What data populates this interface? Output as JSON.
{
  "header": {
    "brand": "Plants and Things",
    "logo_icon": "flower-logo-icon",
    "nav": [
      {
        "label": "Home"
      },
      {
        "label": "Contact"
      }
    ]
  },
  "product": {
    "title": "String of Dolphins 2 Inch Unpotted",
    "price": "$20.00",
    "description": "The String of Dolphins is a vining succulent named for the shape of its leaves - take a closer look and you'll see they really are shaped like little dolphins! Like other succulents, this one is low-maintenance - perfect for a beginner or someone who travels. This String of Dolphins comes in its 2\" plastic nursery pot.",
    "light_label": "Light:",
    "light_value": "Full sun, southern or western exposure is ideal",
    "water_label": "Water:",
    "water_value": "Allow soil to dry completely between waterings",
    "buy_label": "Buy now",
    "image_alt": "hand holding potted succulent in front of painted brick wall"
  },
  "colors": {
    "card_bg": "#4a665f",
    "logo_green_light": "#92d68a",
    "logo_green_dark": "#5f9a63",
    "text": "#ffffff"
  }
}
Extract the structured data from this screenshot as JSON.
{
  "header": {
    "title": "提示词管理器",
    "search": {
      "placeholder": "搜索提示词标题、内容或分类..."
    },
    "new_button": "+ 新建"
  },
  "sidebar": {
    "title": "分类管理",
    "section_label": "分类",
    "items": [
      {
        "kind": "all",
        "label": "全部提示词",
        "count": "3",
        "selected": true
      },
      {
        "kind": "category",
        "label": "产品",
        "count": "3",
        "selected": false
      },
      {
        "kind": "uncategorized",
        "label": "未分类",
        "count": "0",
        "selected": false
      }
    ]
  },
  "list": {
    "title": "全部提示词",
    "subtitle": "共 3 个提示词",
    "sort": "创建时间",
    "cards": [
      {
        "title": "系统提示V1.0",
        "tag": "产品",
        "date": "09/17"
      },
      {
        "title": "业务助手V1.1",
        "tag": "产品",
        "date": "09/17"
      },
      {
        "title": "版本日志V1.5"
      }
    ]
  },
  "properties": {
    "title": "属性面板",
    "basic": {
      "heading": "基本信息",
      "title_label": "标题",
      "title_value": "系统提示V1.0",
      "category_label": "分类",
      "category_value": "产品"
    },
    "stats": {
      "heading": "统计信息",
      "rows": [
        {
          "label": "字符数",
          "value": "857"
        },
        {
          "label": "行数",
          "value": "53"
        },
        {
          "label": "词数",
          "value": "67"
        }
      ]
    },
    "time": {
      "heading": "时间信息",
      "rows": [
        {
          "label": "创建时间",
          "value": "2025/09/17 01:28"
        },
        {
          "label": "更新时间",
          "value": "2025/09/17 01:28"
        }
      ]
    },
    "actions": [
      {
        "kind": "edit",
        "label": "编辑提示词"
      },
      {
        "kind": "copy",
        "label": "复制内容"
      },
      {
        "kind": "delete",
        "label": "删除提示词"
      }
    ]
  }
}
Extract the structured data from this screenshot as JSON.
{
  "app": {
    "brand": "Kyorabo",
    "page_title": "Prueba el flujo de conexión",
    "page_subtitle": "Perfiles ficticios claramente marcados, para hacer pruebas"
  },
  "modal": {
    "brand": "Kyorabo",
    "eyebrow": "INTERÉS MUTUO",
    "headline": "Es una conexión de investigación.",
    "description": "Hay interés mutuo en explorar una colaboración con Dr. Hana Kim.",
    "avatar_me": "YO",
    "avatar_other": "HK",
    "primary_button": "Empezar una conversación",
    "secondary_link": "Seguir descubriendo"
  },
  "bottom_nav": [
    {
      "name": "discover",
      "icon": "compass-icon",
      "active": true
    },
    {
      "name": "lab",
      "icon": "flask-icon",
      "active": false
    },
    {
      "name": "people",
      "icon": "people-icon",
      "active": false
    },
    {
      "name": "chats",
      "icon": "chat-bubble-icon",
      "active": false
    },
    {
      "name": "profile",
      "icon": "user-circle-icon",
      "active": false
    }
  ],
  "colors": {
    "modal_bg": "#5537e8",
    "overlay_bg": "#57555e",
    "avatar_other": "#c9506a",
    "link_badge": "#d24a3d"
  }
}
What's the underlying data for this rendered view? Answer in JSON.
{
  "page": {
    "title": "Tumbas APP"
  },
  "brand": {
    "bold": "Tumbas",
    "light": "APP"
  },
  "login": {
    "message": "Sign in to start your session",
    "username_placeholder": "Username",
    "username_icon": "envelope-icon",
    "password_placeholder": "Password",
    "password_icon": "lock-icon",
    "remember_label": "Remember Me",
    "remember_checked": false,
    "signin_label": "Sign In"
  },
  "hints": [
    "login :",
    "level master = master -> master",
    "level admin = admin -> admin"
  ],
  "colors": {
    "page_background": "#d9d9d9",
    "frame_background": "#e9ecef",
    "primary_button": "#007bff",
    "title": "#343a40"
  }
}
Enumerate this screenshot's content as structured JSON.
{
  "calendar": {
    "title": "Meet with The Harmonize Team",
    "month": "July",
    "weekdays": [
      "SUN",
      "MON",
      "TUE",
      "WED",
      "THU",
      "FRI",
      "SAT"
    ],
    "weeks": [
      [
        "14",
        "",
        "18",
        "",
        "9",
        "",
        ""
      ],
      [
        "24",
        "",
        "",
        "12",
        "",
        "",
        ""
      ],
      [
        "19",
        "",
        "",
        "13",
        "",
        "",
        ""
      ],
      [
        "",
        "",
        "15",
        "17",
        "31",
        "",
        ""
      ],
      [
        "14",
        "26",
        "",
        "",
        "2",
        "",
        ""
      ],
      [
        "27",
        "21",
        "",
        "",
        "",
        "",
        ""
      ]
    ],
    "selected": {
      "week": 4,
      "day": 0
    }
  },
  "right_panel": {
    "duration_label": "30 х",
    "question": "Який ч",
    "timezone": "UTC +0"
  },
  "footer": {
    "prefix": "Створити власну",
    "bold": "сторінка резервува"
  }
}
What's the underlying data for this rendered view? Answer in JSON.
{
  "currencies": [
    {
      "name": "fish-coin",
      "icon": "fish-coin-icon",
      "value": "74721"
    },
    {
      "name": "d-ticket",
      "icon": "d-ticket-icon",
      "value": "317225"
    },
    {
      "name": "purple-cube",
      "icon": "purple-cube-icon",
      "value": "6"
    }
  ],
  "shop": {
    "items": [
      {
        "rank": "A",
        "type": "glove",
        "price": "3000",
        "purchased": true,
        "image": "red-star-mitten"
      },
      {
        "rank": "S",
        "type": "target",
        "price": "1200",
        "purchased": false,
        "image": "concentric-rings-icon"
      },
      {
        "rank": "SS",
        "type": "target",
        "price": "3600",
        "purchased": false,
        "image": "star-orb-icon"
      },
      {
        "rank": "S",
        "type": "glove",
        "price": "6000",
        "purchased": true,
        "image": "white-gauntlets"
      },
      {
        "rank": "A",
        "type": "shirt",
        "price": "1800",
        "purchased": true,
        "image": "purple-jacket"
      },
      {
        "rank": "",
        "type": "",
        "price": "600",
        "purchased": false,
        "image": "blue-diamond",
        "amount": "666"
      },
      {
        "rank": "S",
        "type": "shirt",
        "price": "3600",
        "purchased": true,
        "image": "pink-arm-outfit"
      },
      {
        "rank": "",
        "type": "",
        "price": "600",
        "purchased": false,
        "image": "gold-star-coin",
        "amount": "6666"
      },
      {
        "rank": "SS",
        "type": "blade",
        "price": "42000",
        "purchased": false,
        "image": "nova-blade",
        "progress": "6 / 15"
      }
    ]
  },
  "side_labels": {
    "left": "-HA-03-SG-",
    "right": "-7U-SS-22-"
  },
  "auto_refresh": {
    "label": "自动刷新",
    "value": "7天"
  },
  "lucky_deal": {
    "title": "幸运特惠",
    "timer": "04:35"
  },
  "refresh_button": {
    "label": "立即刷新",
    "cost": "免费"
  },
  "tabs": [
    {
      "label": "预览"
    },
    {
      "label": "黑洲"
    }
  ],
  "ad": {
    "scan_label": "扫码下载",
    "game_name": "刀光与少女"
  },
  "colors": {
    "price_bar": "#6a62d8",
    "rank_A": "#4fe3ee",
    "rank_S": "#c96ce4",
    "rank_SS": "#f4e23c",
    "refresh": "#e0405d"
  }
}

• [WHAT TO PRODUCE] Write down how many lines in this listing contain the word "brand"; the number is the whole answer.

• [EXERCISE RESULT] 4